By Philip Pullella
VATICAN CITY (Reuters) – Pope Francis promised that concrete action against child sexual abuse by priests would result from a conference he opened on Thursday, with one cardinal acknowledging that the Church had to fight “the enemy within”.
Francis convened Catholic leaders from around the world for the four-day meeting to address the scandal that has ravaged the Church’s credibility in the United States – where it has paid billions of dollars in settlements – Ireland, Chile, Australia, and elsewhere over the last three decades.
His opening remarks appeared aimed at countering skepticism among victims who said the meeting looked like a public relations exercise.
“Faced with the scourge of sexual abuse committed by men of the Church against minors, I wanted to reach out to you,” Francis told the assembled bishops and heads of religious orders. He asked them to “listen to the cry of the little ones who are seeking justice”.
Francis, opening the conference of nearly 200 participants in a Vatican auditorium, added that victims deserve “concrete and efficient measures” and not mere condemnations.
Victims were mixed in their response, with some expressing cautious optimism and others saying it was too little, too late.
Cardinal Ruben Salazar Gomez of Bogota said the damage was home-grown, in large part because bishops had closeted themselves in a clerical mentality and some thought they could act with impunity.
“The first enemies are within us, among us bishops and priests and consecrated persons who have not lived up to our vocation. We have to recognize that the enemy is within,” he said.
The pope and the participants watched a video of five victims, most of whom wished to remain anonymous, telling painful stories of abuse and cover-up.
“From the age of 15, I had sexual relations with a priest. This lasted for 13 years. I got pregnant three times and he made me have an abortion three times, quite simply because he did not want to use condoms or contraceptives,” a woman said.
“MURDERERS OF THE FAITH”
Juan Carlos Cruz, a Chilean, said on the video that when he reported abuse to religious authorities he was treated as a liar and an enemy of the Church.
“You are the physicians of the soul and yet, with rare exceptions, you have been transformed – in some cases – into murderers of the soul, into murderers of the faith. What a terrible contradiction,” he said.

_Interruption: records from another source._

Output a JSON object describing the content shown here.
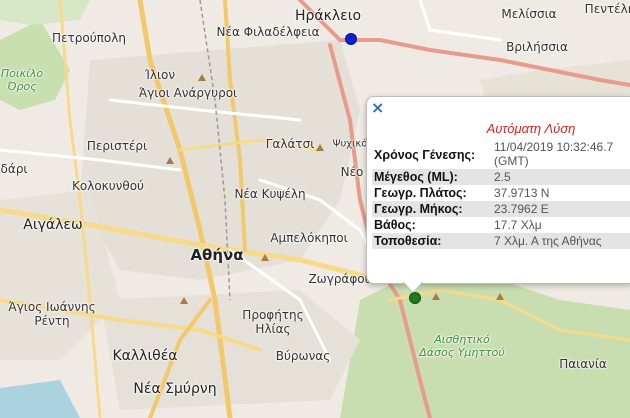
{
  "map": {
    "labels": [
      {
        "id": "irakleio",
        "text": "Ηράκλειο",
        "cls": "big"
      },
      {
        "id": "melissia",
        "text": "Μελίσσια",
        "cls": ""
      },
      {
        "id": "penteli",
        "text": "Πεντέλη",
        "cls": ""
      },
      {
        "id": "petroupoli",
        "text": "Πετρούπολη",
        "cls": ""
      },
      {
        "id": "nea-filadelfeia",
        "text": "Νέα Φιλαδέλφεια",
        "cls": ""
      },
      {
        "id": "vrilissia",
        "text": "Βριλήσσια",
        "cls": ""
      },
      {
        "id": "poikilo-oros",
        "text": "Ποικίλο\nΌρος",
        "cls": "green"
      },
      {
        "id": "ilion",
        "text": "Ίλιον",
        "cls": ""
      },
      {
        "id": "agioi-anargyroi",
        "text": "Άγιοι Ανάργυροι",
        "cls": ""
      },
      {
        "id": "peristeri",
        "text": "Περιστέρι",
        "cls": ""
      },
      {
        "id": "galatsi",
        "text": "Γαλάτσι",
        "cls": ""
      },
      {
        "id": "psychiko",
        "text": "Ψυχικό",
        "cls": "sm"
      },
      {
        "id": "idari",
        "text": "ϊδάρι",
        "cls": ""
      },
      {
        "id": "kolokynthou",
        "text": "Κολοκυνθού",
        "cls": ""
      },
      {
        "id": "neo",
        "text": "Νέο",
        "cls": ""
      },
      {
        "id": "nea-kypseli",
        "text": "Νέα Κυψέλη",
        "cls": ""
      },
      {
        "id": "aigaleo",
        "text": "Αιγάλεω",
        "cls": "big"
      },
      {
        "id": "ampelokipoi",
        "text": "Αμπελόκηποι",
        "cls": ""
      },
      {
        "id": "athina",
        "text": "Αθήνα",
        "cls": "city"
      },
      {
        "id": "zografou",
        "text": "Ζωγράφου",
        "cls": ""
      },
      {
        "id": "agios-ioannis",
        "text": "Άγιος Ιωάννης\nΡέντη",
        "cls": ""
      },
      {
        "id": "profitis-ilias",
        "text": "Προφήτης\nΗλίας",
        "cls": ""
      },
      {
        "id": "kallithea",
        "text": "Καλλιθέα",
        "cls": "big"
      },
      {
        "id": "vyronas",
        "text": "Βύρωνας",
        "cls": ""
      },
      {
        "id": "aisthitiko",
        "text": "Αισθητικό\nΔάσος Υμηττού",
        "cls": "green"
      },
      {
        "id": "paiania",
        "text": "Παιανία",
        "cls": ""
      },
      {
        "id": "nea-smyrni",
        "text": "Νέα Σμύρνη",
        "cls": "big"
      }
    ],
    "markers": [
      {
        "id": "blue-marker",
        "color": "#1020d0"
      },
      {
        "id": "green-marker",
        "color": "#1d7a1d"
      }
    ]
  },
  "popup": {
    "close_symbol": "×",
    "title": "Αυτόματη Λύση",
    "rows": [
      {
        "key": "Χρόνος Γένεσης:",
        "value": "11/04/2019 10:32:46.7\n(GMT)"
      },
      {
        "key": "Μέγεθος (ML):",
        "value": "2.5"
      },
      {
        "key": "Γεωγρ. Πλάτος:",
        "value": "37.9713 N"
      },
      {
        "key": "Γεωγρ. Μήκος:",
        "value": "23.7962 E"
      },
      {
        "key": "Βάθος:",
        "value": "17.7 Χλμ"
      },
      {
        "key": "Τοποθεσία:",
        "value": "7 Χλμ. Α της Αθήνας"
      }
    ]
  },
  "colors": {
    "popup_title": "#d9231f",
    "close": "#2a6fc9"
  }
}
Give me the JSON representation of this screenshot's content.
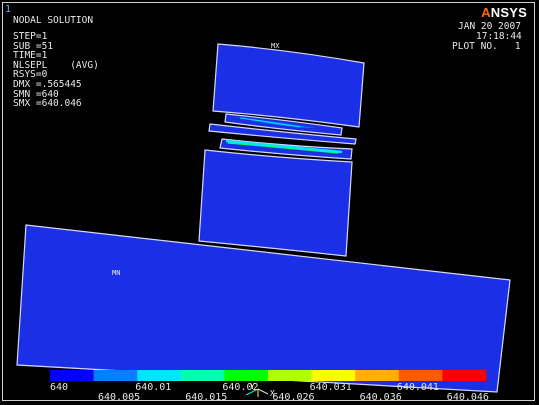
{
  "window_number": "1",
  "header_left": {
    "title": "NODAL SOLUTION",
    "lines": [
      "STEP=1",
      "SUB =51",
      "TIME=1",
      "NLSEPL    (AVG)",
      "RSYS=0",
      "DMX =.565445",
      "SMN =640",
      "SMX =640.046"
    ]
  },
  "header_right": {
    "date": "JAN 20 2007",
    "time": "17:18:44",
    "plot_no": "PLOT NO.   1"
  },
  "logo": {
    "prefix": "A",
    "rest": "NSYS"
  },
  "markers": {
    "max": "MX",
    "min": "MN"
  },
  "triad": {
    "x_axis": "X",
    "y_axis": "Y"
  },
  "legend": {
    "top_labels": [
      "640",
      "640.01",
      "640.02",
      "640.031",
      "640.041"
    ],
    "bottom_labels": [
      "640.005",
      "640.015",
      "640.026",
      "640.036",
      "640.046"
    ],
    "colors": [
      "#0000ff",
      "#0080ff",
      "#00e5ff",
      "#00ffb0",
      "#00ff00",
      "#b0ff00",
      "#ffff00",
      "#ffb000",
      "#ff5a00",
      "#ff0000"
    ]
  },
  "colors": {
    "background": "#000000",
    "body": "#1a2fe6",
    "text": "#e8e8e8"
  }
}
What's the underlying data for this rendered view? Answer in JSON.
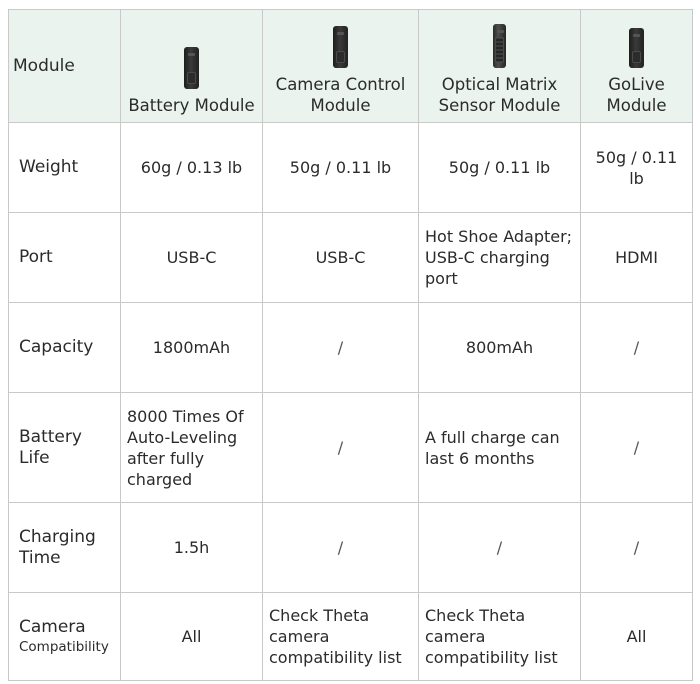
{
  "header": {
    "row_label": "Module",
    "products": [
      {
        "name": "Battery Module",
        "icon": "battery-module-device-icon"
      },
      {
        "name": "Camera Control Module",
        "icon": "camera-control-module-device-icon"
      },
      {
        "name": "Optical Matrix Sensor Module",
        "icon": "optical-matrix-sensor-module-device-icon"
      },
      {
        "name": "GoLive Module",
        "icon": "golive-module-device-icon"
      }
    ]
  },
  "rows": [
    {
      "label": "Weight",
      "cells": [
        "60g / 0.13 lb",
        "50g / 0.11 lb",
        "50g / 0.11 lb",
        "50g / 0.11 lb"
      ]
    },
    {
      "label": "Port",
      "cells": [
        "USB-C",
        "USB-C",
        "Hot Shoe Adapter; USB-C charging port",
        "HDMI"
      ]
    },
    {
      "label": "Capacity",
      "cells": [
        "1800mAh",
        "/",
        "800mAh",
        "/"
      ]
    },
    {
      "label": "Battery Life",
      "cells": [
        "8000 Times Of Auto-Leveling after fully charged",
        "/",
        "A full charge can last 6 months",
        "/"
      ]
    },
    {
      "label": "Charging Time",
      "cells": [
        "1.5h",
        "/",
        "/",
        "/"
      ]
    },
    {
      "label": "Camera",
      "label_small": "Compatibility",
      "cells": [
        "All",
        "Check Theta camera compatibility list",
        "Check Theta camera compatibility list",
        "All"
      ]
    }
  ],
  "colors": {
    "header_background": "#eaf3ee",
    "border": "#c9c9c9",
    "text": "#2b2b2b"
  }
}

Cardinal Luis Tagle of the Philippines broke into tears as he read a keynote speech that acknowledged: “Wounds have been inflicted by us, the bishops, on the victims”.
A list of 21 “reflection points” written by the pope was handed out. The first was that each diocese should have a “practical handbook” on steps to be taken when cases emerge.
They included actions such as informing civil authorities of substantial accusations in compliance with local law and making sure non-clerics are involved in Church investigations of abuse.
“Putting together a handbook after all this time is laughable,” said Peter Isely, who was abused by a priest as a boy and now heads the advocacy group Ending Clergy Abuse.
Most of the 21 points are already practiced in countries like the United States.
In Ireland, the sexual abuse scandal shattered the power of the Church which four decades ago dominated society. In the past four years, voters approved abortion and gay marriage, defying the Vatican.
In Chile, all of the country’s bishops offered their resignations to the pope last year over a widespread cover-up. Francis accepted seven of the resignations and dismissed two others from the priesthood.
A report by a grand jury in Pennsylvania last year revealed that priests had sexually abused about 1,000 people over seven decades in that U.S. state alone.
Before the conference started, some victims’ groups said the event was an attempt to cleanse the image of the 1.3 billion-member Church.
But Anne Barrett-Doyle of bishopaccountablity.org, which tracks abuse cases around the world, said she was pleasantly surprised by the pope’s opening remarks.
“They said this was going to just be a teaching session, but he is now talking about concrete measures. That’s good, but let’s see how it ends up,” she told Reuters.
(Reporting by Philip Pullella; Editing by Robin Pomeroy and Mark Heinrich)